= Try it =
Any image found in the entries is to be skipped; the rest is returned word for word.

[Stored dataset items]
☆ ☆ ☆ ☆ ☆

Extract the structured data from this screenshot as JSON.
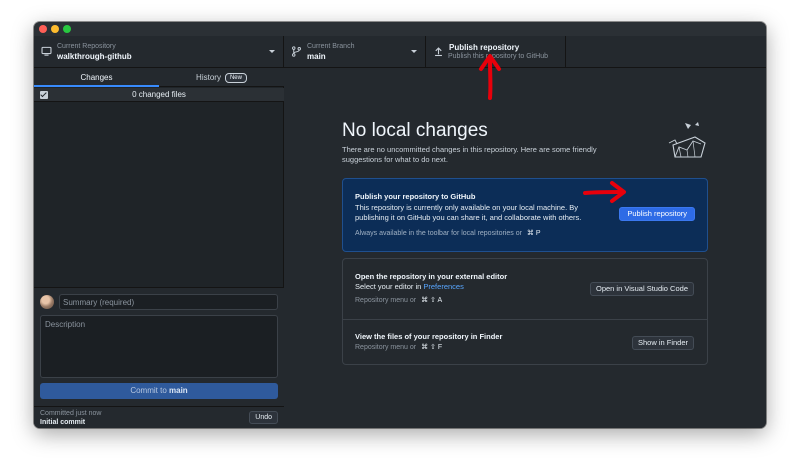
{
  "window": {
    "traffic_lights": [
      "close",
      "minimize",
      "zoom"
    ]
  },
  "toolbar": {
    "repository": {
      "label": "Current Repository",
      "value": "walkthrough-github",
      "icon": "monitor-icon"
    },
    "branch": {
      "label": "Current Branch",
      "value": "main",
      "icon": "git-branch-icon"
    },
    "publish": {
      "title": "Publish repository",
      "subtitle": "Publish this repository to GitHub",
      "icon": "upload-icon"
    }
  },
  "sidebar": {
    "tabs": [
      {
        "label": "Changes",
        "active": true
      },
      {
        "label": "History",
        "badge": "New"
      }
    ],
    "changes_summary": "0 changed files",
    "commit": {
      "summary_placeholder": "Summary (required)",
      "description_placeholder": "Description",
      "button_prefix": "Commit to",
      "button_branch": "main"
    },
    "last_commit": {
      "label": "Committed just now",
      "message": "Initial commit",
      "undo_label": "Undo"
    }
  },
  "main": {
    "heading": "No local changes",
    "intro": "There are no uncommitted changes in this repository. Here are some friendly suggestions for what to do next.",
    "publish_card": {
      "title": "Publish your repository to GitHub",
      "text": "This repository is currently only available on your local machine. By publishing it on GitHub you can share it, and collaborate with others.",
      "hint": "Always available in the toolbar for local repositories or",
      "shortcut": "⌘  P",
      "button": "Publish repository"
    },
    "editor_card": {
      "title": "Open the repository in your external editor",
      "text_prefix": "Select your editor in",
      "link": "Preferences",
      "hint": "Repository menu or",
      "shortcut": "⌘  ⇧  A",
      "button": "Open in Visual Studio Code"
    },
    "finder_card": {
      "title": "View the files of your repository in Finder",
      "hint": "Repository menu or",
      "shortcut": "⌘  ⇧  F",
      "button": "Show in Finder"
    }
  },
  "colors": {
    "accent": "#2e6be6",
    "annotation": "#e8000b",
    "background": "#24292e"
  }
}
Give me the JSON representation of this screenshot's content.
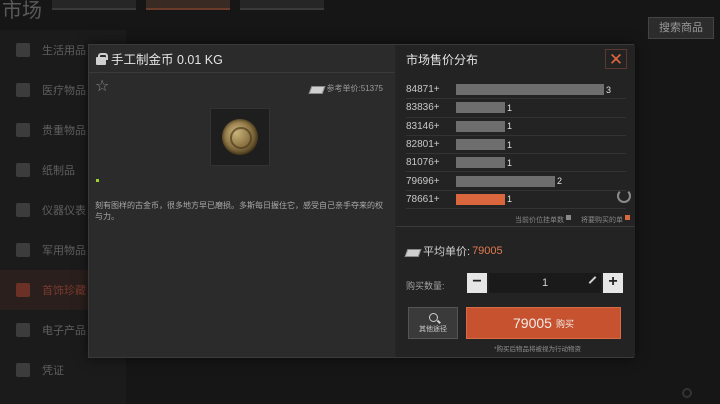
{
  "background": {
    "title": "市场",
    "search_label": "搜索商品",
    "sidebar": [
      {
        "label": "生活用品",
        "selected": false
      },
      {
        "label": "医疗物品",
        "selected": false
      },
      {
        "label": "贵重物品",
        "selected": false
      },
      {
        "label": "纸制品",
        "selected": false
      },
      {
        "label": "仪器仪表",
        "selected": false
      },
      {
        "label": "军用物品",
        "selected": false
      },
      {
        "label": "首饰珍藏",
        "selected": true
      },
      {
        "label": "电子产品",
        "selected": false
      },
      {
        "label": "凭证",
        "selected": false
      }
    ]
  },
  "item": {
    "name": "手工制金币 0.01 KG",
    "ref_price_label": "参考单价:51375",
    "description": "刻有图样的古金币，很多地方早已磨损。多斯每日握住它，感受自己亲手夺来的权与力。"
  },
  "market": {
    "title": "市场售价分布",
    "close_label": "✕",
    "legend_current": "当前价位挂单数",
    "legend_cheapest": "将要购买的单",
    "rows": [
      {
        "price": "84871+",
        "count": "3",
        "fraction": 1.0,
        "cheapest": false
      },
      {
        "price": "83836+",
        "count": "1",
        "fraction": 0.333,
        "cheapest": false
      },
      {
        "price": "83146+",
        "count": "1",
        "fraction": 0.333,
        "cheapest": false
      },
      {
        "price": "82801+",
        "count": "1",
        "fraction": 0.333,
        "cheapest": false
      },
      {
        "price": "81076+",
        "count": "1",
        "fraction": 0.333,
        "cheapest": false
      },
      {
        "price": "79696+",
        "count": "2",
        "fraction": 0.667,
        "cheapest": false
      },
      {
        "price": "78661+",
        "count": "1",
        "fraction": 0.333,
        "cheapest": true
      }
    ],
    "avg_label": "平均单价:",
    "avg_value": "79005",
    "qty_label": "购买数量:",
    "qty_value": "1",
    "minus": "−",
    "plus": "+",
    "other_channel": "其他途径",
    "buy_price": "79005",
    "buy_label": "购买",
    "buy_note": "*购买后物品将被视为行动物资"
  },
  "colors": {
    "accent": "#c6522f",
    "bar": "#6e6e6e",
    "cheap_bar": "#d9663d"
  }
}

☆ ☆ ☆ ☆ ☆

= Written solution =
Extract the structured data from this screenshot as JSON.
{
  "window": {
    "traffic_lights": [
      "close",
      "minimize",
      "zoom"
    ]
  },
  "toolbar": {
    "repository": {
      "label": "Current Repository",
      "value": "walkthrough-github",
      "icon": "monitor-icon"
    },
    "branch": {
      "label": "Current Branch",
      "value": "main",
      "icon": "git-branch-icon"
    },
    "publish": {
      "title": "Publish repository",
      "subtitle": "Publish this repository to GitHub",
      "icon": "upload-icon"
    }
  },
  "sidebar": {
    "tabs": [
      {
        "label": "Changes",
        "active": true
      },
      {
        "label": "History",
        "badge": "New"
      }
    ],
    "changes_summary": "0 changed files",
    "commit": {
      "summary_placeholder": "Summary (required)",
      "description_placeholder": "Description",
      "button_prefix": "Commit to",
      "button_branch": "main"
    },
    "last_commit": {
      "label": "Committed just now",
      "message": "Initial commit",
      "undo_label": "Undo"
    }
  },
  "main": {
    "heading": "No local changes",
    "intro": "There are no uncommitted changes in this repository. Here are some friendly suggestions for what to do next.",
    "publish_card": {
      "title": "Publish your repository to GitHub",
      "text": "This repository is currently only available on your local machine. By publishing it on GitHub you can share it, and collaborate with others.",
      "hint": "Always available in the toolbar for local repositories or",
      "shortcut": "⌘  P",
      "button": "Publish repository"
    },
    "editor_card": {
      "title": "Open the repository in your external editor",
      "text_prefix": "Select your editor in",
      "link": "Preferences",
      "hint": "Repository menu or",
      "shortcut": "⌘  ⇧  A",
      "button": "Open in Visual Studio Code"
    },
    "finder_card": {
      "title": "View the files of your repository in Finder",
      "hint": "Repository menu or",
      "shortcut": "⌘  ⇧  F",
      "button": "Show in Finder"
    }
  },
  "colors": {
    "accent": "#2e6be6",
    "annotation": "#e8000b",
    "background": "#24292e"
  }
}
Give me the JSON representation of this screenshot's content.
{
  "background": {
    "title": "市场",
    "search_label": "搜索商品",
    "sidebar": [
      {
        "label": "生活用品",
        "selected": false
      },
      {
        "label": "医疗物品",
        "selected": false
      },
      {
        "label": "贵重物品",
        "selected": false
      },
      {
        "label": "纸制品",
        "selected": false
      },
      {
        "label": "仪器仪表",
        "selected": false
      },
      {
        "label": "军用物品",
        "selected": false
      },
      {
        "label": "首饰珍藏",
        "selected": true
      },
      {
        "label": "电子产品",
        "selected": false
      },
      {
        "label": "凭证",
        "selected": false
      }
    ]
  },
  "item": {
    "name": "手工制金币 0.01 KG",
    "ref_price_label": "参考单价:51375",
    "description": "刻有图样的古金币，很多地方早已磨损。多斯每日握住它，感受自己亲手夺来的权与力。"
  },
  "market": {
    "title": "市场售价分布",
    "close_label": "✕",
    "legend_current": "当前价位挂单数",
    "legend_cheapest": "将要购买的单",
    "rows": [
      {
        "price": "84871+",
        "count": "3",
        "fraction": 1.0,
        "cheapest": false
      },
      {
        "price": "83836+",
        "count": "1",
        "fraction": 0.333,
        "cheapest": false
      },
      {
        "price": "83146+",
        "count": "1",
        "fraction": 0.333,
        "cheapest": false
      },
      {
        "price": "82801+",
        "count": "1",
        "fraction": 0.333,
        "cheapest": false
      },
      {
        "price": "81076+",
        "count": "1",
        "fraction": 0.333,
        "cheapest": false
      },
      {
        "price": "79696+",
        "count": "2",
        "fraction": 0.667,
        "cheapest": false
      },
      {
        "price": "78661+",
        "count": "1",
        "fraction": 0.333,
        "cheapest": true
      }
    ],
    "avg_label": "平均单价:",
    "avg_value": "79005",
    "qty_label": "购买数量:",
    "qty_value": "1",
    "minus": "−",
    "plus": "+",
    "other_channel": "其他途径",
    "buy_price": "79005",
    "buy_label": "购买",
    "buy_note": "*购买后物品将被视为行动物资"
  },
  "colors": {
    "accent": "#c6522f",
    "bar": "#6e6e6e",
    "cheap_bar": "#d9663d"
  }
}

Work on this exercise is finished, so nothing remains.